The Airports Most Likely to Cancel Your Flight
Of all the misfortunate things that can happen to a traveler in an airport, perhaps the most dreaded is a canceled flight. It conjures up images of standing in line, trying to sleep on uncomfortable airport chairs, and arguing with customer service agents.
But it is a fate that is more common in some airports than others, according to a new ranking put together by travel insurance website InsureMyTrip.

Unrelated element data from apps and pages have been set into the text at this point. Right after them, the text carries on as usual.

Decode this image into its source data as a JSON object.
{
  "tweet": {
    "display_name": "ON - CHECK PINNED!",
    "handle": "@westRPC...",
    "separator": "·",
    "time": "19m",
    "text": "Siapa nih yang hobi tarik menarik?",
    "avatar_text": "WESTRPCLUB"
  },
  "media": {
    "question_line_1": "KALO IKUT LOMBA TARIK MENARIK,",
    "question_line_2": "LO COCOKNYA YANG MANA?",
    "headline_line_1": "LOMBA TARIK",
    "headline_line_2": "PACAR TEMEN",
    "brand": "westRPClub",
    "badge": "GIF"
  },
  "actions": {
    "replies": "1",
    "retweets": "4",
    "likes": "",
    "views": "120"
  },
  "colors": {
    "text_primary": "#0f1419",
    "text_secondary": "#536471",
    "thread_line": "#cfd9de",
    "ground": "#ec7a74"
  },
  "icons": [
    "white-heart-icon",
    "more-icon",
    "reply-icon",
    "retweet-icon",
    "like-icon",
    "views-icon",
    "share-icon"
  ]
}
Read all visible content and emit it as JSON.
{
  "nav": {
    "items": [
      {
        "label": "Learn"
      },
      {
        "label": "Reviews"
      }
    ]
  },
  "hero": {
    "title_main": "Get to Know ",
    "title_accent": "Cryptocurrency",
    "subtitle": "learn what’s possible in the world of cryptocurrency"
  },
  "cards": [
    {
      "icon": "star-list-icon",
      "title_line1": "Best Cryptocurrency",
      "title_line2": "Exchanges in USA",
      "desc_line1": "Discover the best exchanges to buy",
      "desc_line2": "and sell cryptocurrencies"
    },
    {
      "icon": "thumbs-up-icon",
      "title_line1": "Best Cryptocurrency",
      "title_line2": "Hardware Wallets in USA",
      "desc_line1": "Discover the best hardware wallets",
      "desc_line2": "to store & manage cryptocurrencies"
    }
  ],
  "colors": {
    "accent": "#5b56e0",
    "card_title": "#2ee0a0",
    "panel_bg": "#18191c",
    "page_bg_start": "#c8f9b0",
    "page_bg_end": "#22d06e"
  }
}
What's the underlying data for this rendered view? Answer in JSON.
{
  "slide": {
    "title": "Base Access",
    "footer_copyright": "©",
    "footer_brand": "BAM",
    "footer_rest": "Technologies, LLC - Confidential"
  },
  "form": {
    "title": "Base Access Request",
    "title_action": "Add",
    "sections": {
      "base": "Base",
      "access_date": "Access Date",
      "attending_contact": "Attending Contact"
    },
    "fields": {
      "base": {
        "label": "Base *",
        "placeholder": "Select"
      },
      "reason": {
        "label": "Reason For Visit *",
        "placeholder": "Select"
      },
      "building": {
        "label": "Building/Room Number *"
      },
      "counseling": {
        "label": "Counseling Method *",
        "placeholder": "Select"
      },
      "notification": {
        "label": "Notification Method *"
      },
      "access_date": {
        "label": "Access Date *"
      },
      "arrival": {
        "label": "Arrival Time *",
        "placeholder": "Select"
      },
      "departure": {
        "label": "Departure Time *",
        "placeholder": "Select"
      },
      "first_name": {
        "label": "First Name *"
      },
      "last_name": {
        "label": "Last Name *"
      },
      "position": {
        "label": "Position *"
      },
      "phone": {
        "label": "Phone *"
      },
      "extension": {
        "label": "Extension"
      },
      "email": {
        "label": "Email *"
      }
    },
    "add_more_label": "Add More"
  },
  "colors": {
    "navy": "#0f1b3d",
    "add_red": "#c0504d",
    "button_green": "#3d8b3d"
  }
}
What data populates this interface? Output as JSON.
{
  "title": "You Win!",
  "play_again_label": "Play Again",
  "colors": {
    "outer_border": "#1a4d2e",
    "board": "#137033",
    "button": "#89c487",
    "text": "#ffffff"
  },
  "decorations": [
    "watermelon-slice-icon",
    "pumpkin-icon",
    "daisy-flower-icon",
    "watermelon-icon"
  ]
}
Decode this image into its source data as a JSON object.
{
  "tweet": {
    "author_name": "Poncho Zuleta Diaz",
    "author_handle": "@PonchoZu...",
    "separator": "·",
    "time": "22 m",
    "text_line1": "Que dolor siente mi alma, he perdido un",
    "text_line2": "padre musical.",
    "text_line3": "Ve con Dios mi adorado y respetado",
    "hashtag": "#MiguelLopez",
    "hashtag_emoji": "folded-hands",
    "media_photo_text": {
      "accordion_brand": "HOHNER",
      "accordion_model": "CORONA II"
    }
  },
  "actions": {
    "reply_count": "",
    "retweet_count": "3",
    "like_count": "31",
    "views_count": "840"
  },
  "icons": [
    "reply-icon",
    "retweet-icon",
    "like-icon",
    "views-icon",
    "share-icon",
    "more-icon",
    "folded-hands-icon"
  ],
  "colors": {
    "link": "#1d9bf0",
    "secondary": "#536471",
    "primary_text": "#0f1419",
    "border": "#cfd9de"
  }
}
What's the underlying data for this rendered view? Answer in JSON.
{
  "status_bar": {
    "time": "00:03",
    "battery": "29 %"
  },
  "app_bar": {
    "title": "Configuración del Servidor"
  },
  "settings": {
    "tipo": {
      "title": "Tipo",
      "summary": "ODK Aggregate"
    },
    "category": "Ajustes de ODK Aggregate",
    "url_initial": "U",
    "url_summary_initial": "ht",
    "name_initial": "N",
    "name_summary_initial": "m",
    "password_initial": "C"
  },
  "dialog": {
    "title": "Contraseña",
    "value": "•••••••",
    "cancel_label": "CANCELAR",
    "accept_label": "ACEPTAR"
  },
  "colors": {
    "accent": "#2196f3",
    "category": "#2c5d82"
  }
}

For the second consecutive year, New York’s LaGuardia Airport had the highest percentage of flight cancelations of any airport in the country. According to Department of Transportation data, 4.07 percent of flights out of LaGuardia were canceled in 2018. Although some LGA haters may delight in this news, operations at the airport are not entirely to blame. Winter Storm Grayson in January 2018 forced the airport to temporarily shut down. (For context: Other New York City airports were further down the list. Newark Liberty International ranked in sixth place with 3.53 percent of flights canceled and John F. Kennedy International ranked 13th with 2.70 percent of flights canceled.)
But weather is not the main factor in determining an airport’s likelihood of canceling your flight. Virginia’s Norfolk International airport, not known for its bad weather, came in second place with four percent of flights canceled. The other runner-up was Charleston, South Carolina, canceling 3.89 percent of flights in 2018.
Of all airports listed in the survey, Salt Lake City International (which receives, on average, 60 inches of snow per year) only canceled 0.30 percent of flights in 2018.
Runners up for best performance were Idaho’s Boise Air Terminal (with only 0.43 percent of flights canceled), Hawaii’s Kahului Airport (0.50 percent canceled), Sacramento International (0.59 percent) and Oregon’s Portland International (0.62 percent).
But overall, across the country, very few flights ended up getting canceled. The Department of Transportation reports that only 1.62 percent of all flights departing the U.S. were canceled in 2018 and, according to InsureMyTrip, the majority of those cancelations can be attributed to significant meteorological events like hurricanes or winter storms.